▶ **Task to complete**: What is expected is a word-for-word copy of all the entries.

▶ **Given records**:
+---+
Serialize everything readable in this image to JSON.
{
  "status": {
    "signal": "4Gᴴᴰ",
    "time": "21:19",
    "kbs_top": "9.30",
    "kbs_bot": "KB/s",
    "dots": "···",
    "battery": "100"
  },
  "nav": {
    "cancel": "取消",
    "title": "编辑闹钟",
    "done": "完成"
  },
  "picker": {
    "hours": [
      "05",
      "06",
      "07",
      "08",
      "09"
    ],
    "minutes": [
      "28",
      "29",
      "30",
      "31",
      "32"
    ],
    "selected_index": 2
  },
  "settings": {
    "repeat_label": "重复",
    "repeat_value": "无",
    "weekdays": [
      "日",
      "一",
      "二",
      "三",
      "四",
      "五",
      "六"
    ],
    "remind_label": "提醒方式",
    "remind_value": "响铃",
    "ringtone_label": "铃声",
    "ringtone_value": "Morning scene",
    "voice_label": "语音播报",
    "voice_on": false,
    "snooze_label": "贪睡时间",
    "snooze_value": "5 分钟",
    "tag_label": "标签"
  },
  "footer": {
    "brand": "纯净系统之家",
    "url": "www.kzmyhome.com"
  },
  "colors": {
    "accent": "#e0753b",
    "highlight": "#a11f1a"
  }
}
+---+
▶ **Written solution**:
Serialize everything readable in this image to JSON.
{
  "status": {
    "signal": "4Gᴴᴰ",
    "time": "21:19",
    "kbs_top": "9.30",
    "kbs_bot": "KB/s",
    "dots": "···",
    "battery": "100"
  },
  "nav": {
    "cancel": "取消",
    "title": "编辑闹钟",
    "done": "完成"
  },
  "picker": {
    "hours": [
      "05",
      "06",
      "07",
      "08",
      "09"
    ],
    "minutes": [
      "28",
      "29",
      "30",
      "31",
      "32"
    ],
    "selected_index": 2
  },
  "settings": {
    "repeat_label": "重复",
    "repeat_value": "无",
    "weekdays": [
      "日",
      "一",
      "二",
      "三",
      "四",
      "五",
      "六"
    ],
    "remind_label": "提醒方式",
    "remind_value": "响铃",
    "ringtone_label": "铃声",
    "ringtone_value": "Morning scene",
    "voice_label": "语音播报",
    "voice_on": false,
    "snooze_label": "贪睡时间",
    "snooze_value": "5 分钟",
    "tag_label": "标签"
  },
  "footer": {
    "brand": "纯净系统之家",
    "url": "www.kzmyhome.com"
  },
  "colors": {
    "accent": "#e0753b",
    "highlight": "#a11f1a"
  }
}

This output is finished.